On the handling front, the Santa Fe Sport is the first non-luxury crossover to offer a torque vectoring system. Dubbed Torque Vectoring Corner Control, it's included as part of the AWD system and reduces understeer by braking the inside rear wheel in turns.
The 'ute also offers driver selectable steering system, which offers three operating modes (comfort, normal and sport) with varying degrees of steering resistance.
Overall, the Santa Fe Sport provides composed and responsive -albeit not highly engaging - driving dynamics.
Trim level breakdown
The Santa Fe Sport is available in three trim levels—Base, 2.0T and 2.0T Ultimate.
The Base offers standard hill start assist, downhill brake control, remote keyless entry, heated and power-folding side mirrors, automatic projector headlamps with LED accents, a 40/20/40-split-folding rear bench seat, 4 12V outlets (two front, 1 rear, 1 cargo), underfloor cargo storage, power windows with front driver/passenger auto up/down, a tilt-and-telescoping steering wheel, steering-wheel-mounted audio controls and an AM/FM/CD/MP3/USB/Satellite audio system with six speakers and a 5" display.
A Popular Equipment package available exclusively on the Base model adds a 7-inch display with Android Auto compatibility, dual-zone climate control, BlueLink connectivity, a power driver seat with lumbar support, LED DRLs, front fog lights and roof side rails.
The Value package bundles heated side mirrors with turn signal repeaters, power auto-up/down front windows and a proximity key with BlueLink remote start.
The Premium package adds several safety features (blind spot monitoring, cross-traffic alert, lane change assist), power side mirrors with integrated turn signals, a hands-free smart liftgate, a proximity key with push button start, a leather-wrapped steering wheel and shift knob, leather seating with heated front seats, a power-adjust front passenger seat, sliding rear seats with cargo area releases, an electroluminescent cluster with LCD information display, an auto-dimming interior mirror, and rear sunshades. This package requires the Popular Equipment package to be selected as well.
A Tech package adds a panoramic sunroof, an 8" touchscreen navigation system, a multi-view camera system, Infinity premium audio, rear parking sensors, a heated steering wheel, ventilated front seats, heated rear seats and driver's seat and side mirror memory. This package requires the Premium package (and thus the Popular Equipment package) be equipped as well.

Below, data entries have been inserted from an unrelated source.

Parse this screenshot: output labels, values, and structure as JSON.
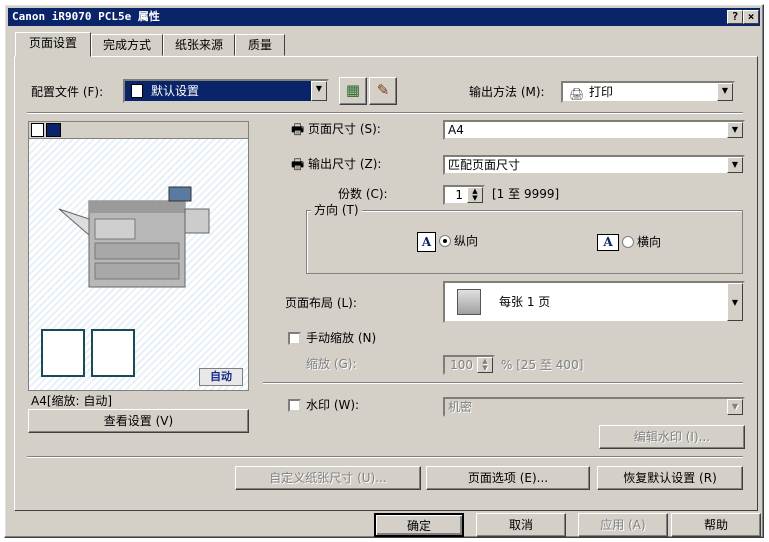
{
  "window": {
    "title": "Canon iR9070 PCL5e 属性",
    "help_btn": "?",
    "close_btn": "×"
  },
  "tabs": [
    {
      "label": "页面设置"
    },
    {
      "label": "完成方式"
    },
    {
      "label": "纸张来源"
    },
    {
      "label": "质量"
    }
  ],
  "profile": {
    "label": "配置文件 (F):",
    "value": "默认设置"
  },
  "output_method": {
    "label": "输出方法 (M):",
    "value": "打印"
  },
  "preview": {
    "caption": "A4[缩放: 自动]",
    "auto_badge": "自动",
    "view_button": "查看设置 (V)"
  },
  "page_size": {
    "label": "页面尺寸 (S):",
    "value": "A4"
  },
  "output_size": {
    "label": "输出尺寸 (Z):",
    "value": "匹配页面尺寸"
  },
  "copies": {
    "label": "份数 (C):",
    "value": "1",
    "range": "[1 至 9999]"
  },
  "orientation": {
    "legend": "方向 (T)",
    "portrait": "纵向",
    "landscape": "横向",
    "icon_letter": "A"
  },
  "layout": {
    "label": "页面布局 (L):",
    "value": "每张 1 页"
  },
  "manual_scaling": {
    "label": "手动缩放 (N)",
    "checked": false
  },
  "scaling": {
    "label": "缩放 (G):",
    "value": "100",
    "range": "% [25 至 400]"
  },
  "watermark": {
    "label": "水印 (W):",
    "value": "机密",
    "edit_button": "编辑水印 (I)...",
    "checked": false
  },
  "bottom_buttons": {
    "custom_paper": "自定义纸张尺寸 (U)...",
    "page_options": "页面选项 (E)...",
    "restore_defaults": "恢复默认设置 (R)"
  },
  "dialog_buttons": {
    "ok": "确定",
    "cancel": "取消",
    "apply": "应用 (A)",
    "help": "帮助"
  }
}
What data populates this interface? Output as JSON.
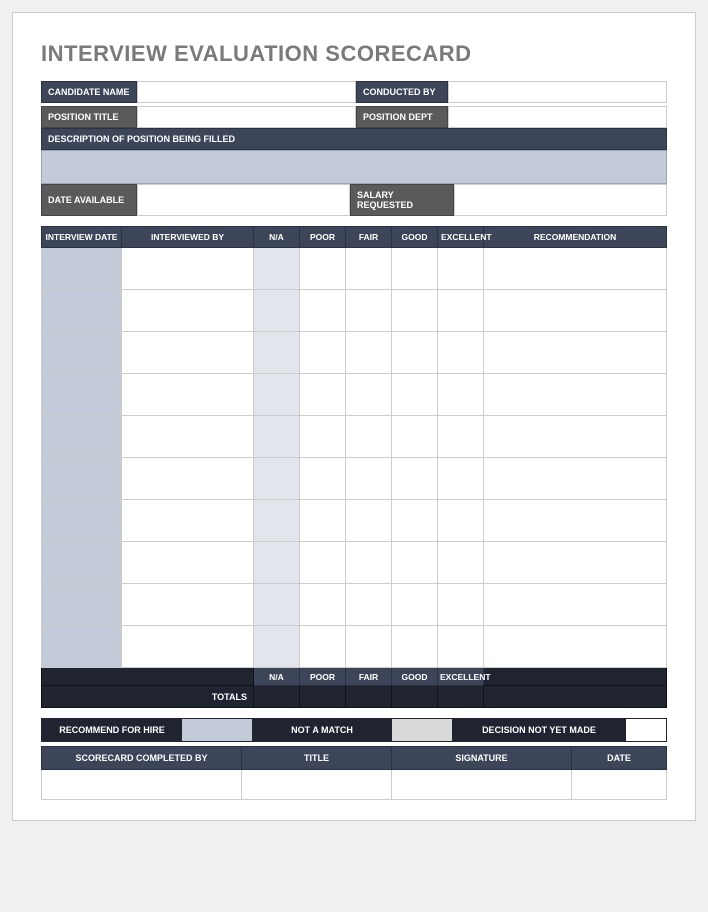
{
  "title": "INTERVIEW EVALUATION SCORECARD",
  "info": {
    "candidate_label": "CANDIDATE NAME",
    "conducted_label": "CONDUCTED BY",
    "position_label": "POSITION TITLE",
    "dept_label": "POSITION DEPT",
    "desc_label": "DESCRIPTION OF POSITION BEING FILLED",
    "date_avail_label": "DATE AVAILABLE",
    "salary_label": "SALARY REQUESTED"
  },
  "table": {
    "headers": {
      "date": "INTERVIEW DATE",
      "by": "INTERVIEWED BY",
      "na": "N/A",
      "poor": "POOR",
      "fair": "FAIR",
      "good": "GOOD",
      "excellent": "EXCELLENT",
      "rec": "RECOMMENDATION"
    },
    "totals_label": "TOTALS"
  },
  "decision": {
    "recommend": "RECOMMEND FOR HIRE",
    "notmatch": "NOT A MATCH",
    "notyet": "DECISION NOT YET MADE"
  },
  "signature": {
    "completed": "SCORECARD COMPLETED BY",
    "title": "TITLE",
    "sig": "SIGNATURE",
    "date": "DATE"
  }
}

Stepping up from the Base to the 2.0T means not only a powertrain upgrade but several additional standard features that require packages on the Base, including a power eight-way driver's seat and power 4-way passenger seat, sliding second-row seats, a leather wrapped wheel and shift knob, an auto-dimming mirror, and an upgraded audio system with HD Radio and a 7-inch display as well as Android Auto compatibility, among others.
The 2.0T Ultimate incorporates just about all of the options available in Base model packages as standard equipment. The only optional equipment on the Ultimate is an exclusive Tech package which adds smart cruise control, automatic emergency braking, lane departure warning, an electronic parking brake and automatic dynamic bending headlamps with high beam assist.
All Santa Fe Sport models come standard with dual front, front side and full-length side curtain airbags in addition to a driver's knee airbag, stability and traction control systems and a tire-pressure monitoring system.
Advanced safety features, including blind spot monitoring, rear cross-traffic alert, lane change assist, including smart cruise control with stop/start, automated emergency braking with pedestrian detection, lane departure warning, an electronic parking brake with auto-hold and dynamic HID headlamps with high beam assist are available in packages.
Rivals to the Santa Fe Sport and numerous and well-credentialed. The Honda CR-V offers a high level of practicality and numerous standard features; the Ford Escape impresses with efficient EcoBoost engines and available technology features; and the Mazda CX-5 is the sports car of the segment, providing agile and engaging driving dynamics.